===== Records for processing

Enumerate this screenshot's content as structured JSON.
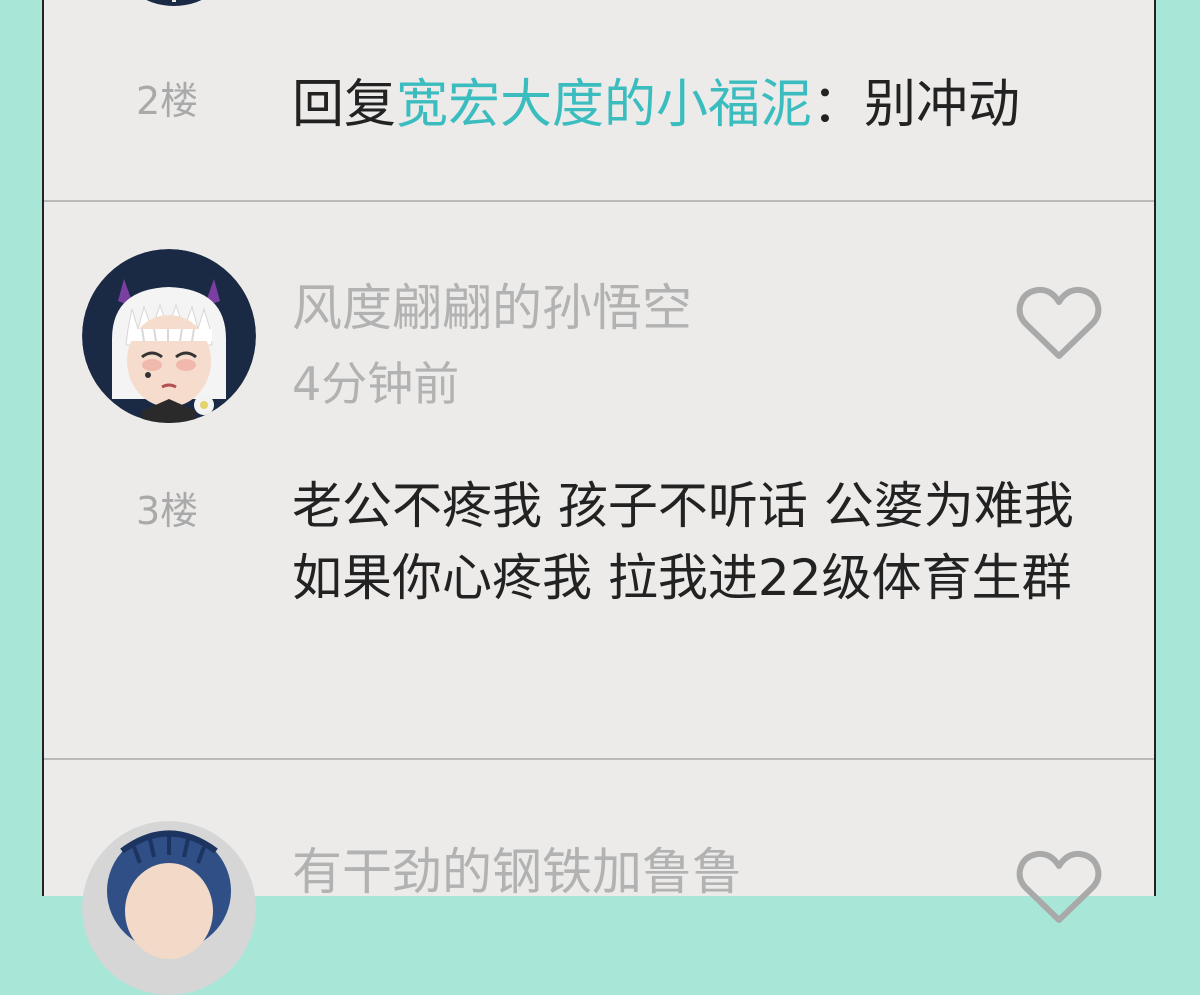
{
  "replies": [
    {
      "floor": "2楼",
      "prefix": "回复",
      "mention": "宽宏大度的小福泥",
      "suffix": "：别冲动"
    }
  ],
  "comments": [
    {
      "username": "风度翩翩的孙悟空",
      "time": "4分钟前",
      "floor": "3楼",
      "text": "老公不疼我 孩子不听话 公婆为难我 如果你心疼我 拉我进22级体育生群",
      "avatar_icon": "avatar-horned-girl-icon"
    },
    {
      "username": "有干劲的钢铁加鲁鲁",
      "avatar_icon": "avatar-blue-hair-icon"
    }
  ],
  "colors": {
    "background": "#a8e6d8",
    "panel": "#ecebea",
    "mention": "#3bbdbf",
    "muted": "#b2b2b2",
    "text": "#222222"
  }
}
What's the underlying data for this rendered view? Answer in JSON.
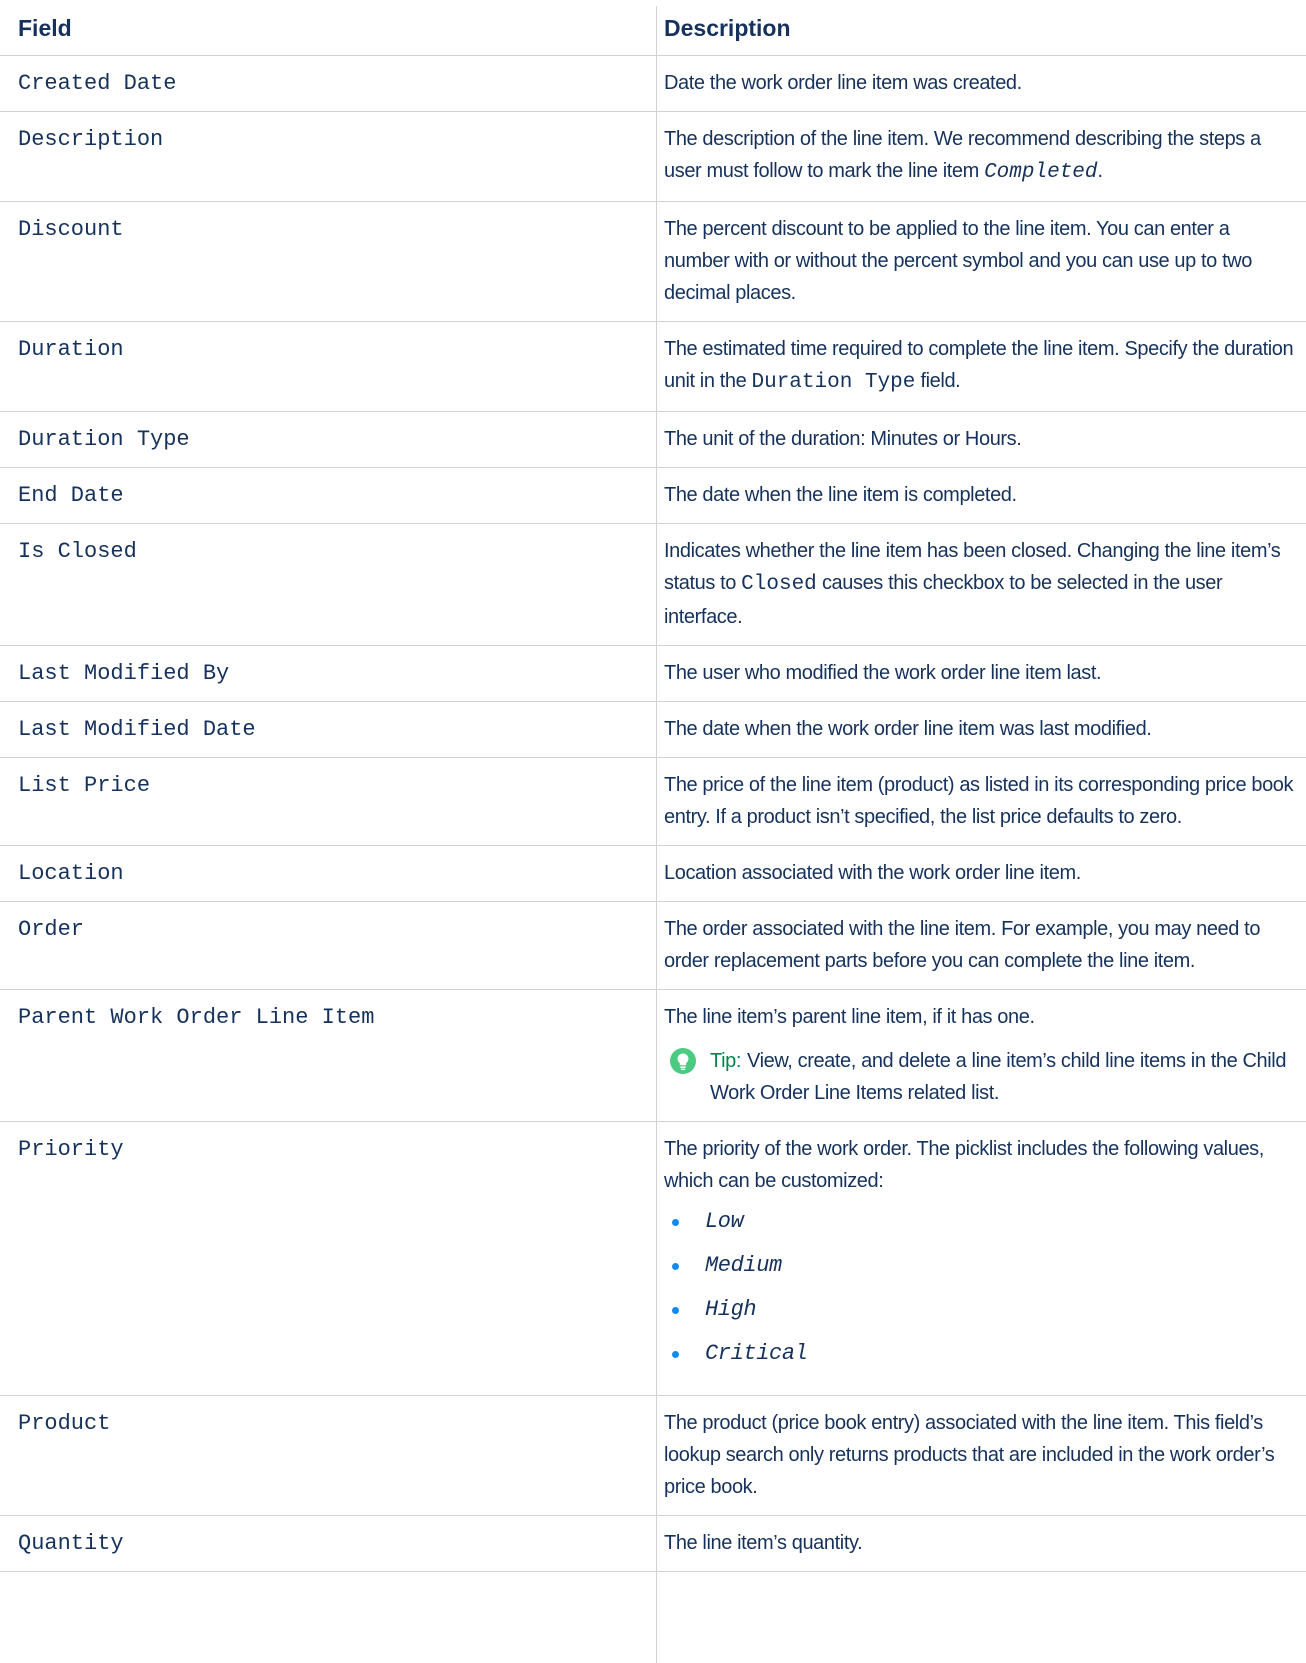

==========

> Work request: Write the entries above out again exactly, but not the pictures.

> Reply to the task:
Enumerate this screenshot's content as structured JSON.
{
  "replies": [
    {
      "floor": "2楼",
      "prefix": "回复",
      "mention": "宽宏大度的小福泥",
      "suffix": "：别冲动"
    }
  ],
  "comments": [
    {
      "username": "风度翩翩的孙悟空",
      "time": "4分钟前",
      "floor": "3楼",
      "text": "老公不疼我 孩子不听话 公婆为难我 如果你心疼我 拉我进22级体育生群",
      "avatar_icon": "avatar-horned-girl-icon"
    },
    {
      "username": "有干劲的钢铁加鲁鲁",
      "avatar_icon": "avatar-blue-hair-icon"
    }
  ],
  "colors": {
    "background": "#a8e6d8",
    "panel": "#ecebea",
    "mention": "#3bbdbf",
    "muted": "#b2b2b2",
    "text": "#222222"
  }
}
What's the underlying data for this rendered view? Answer in JSON.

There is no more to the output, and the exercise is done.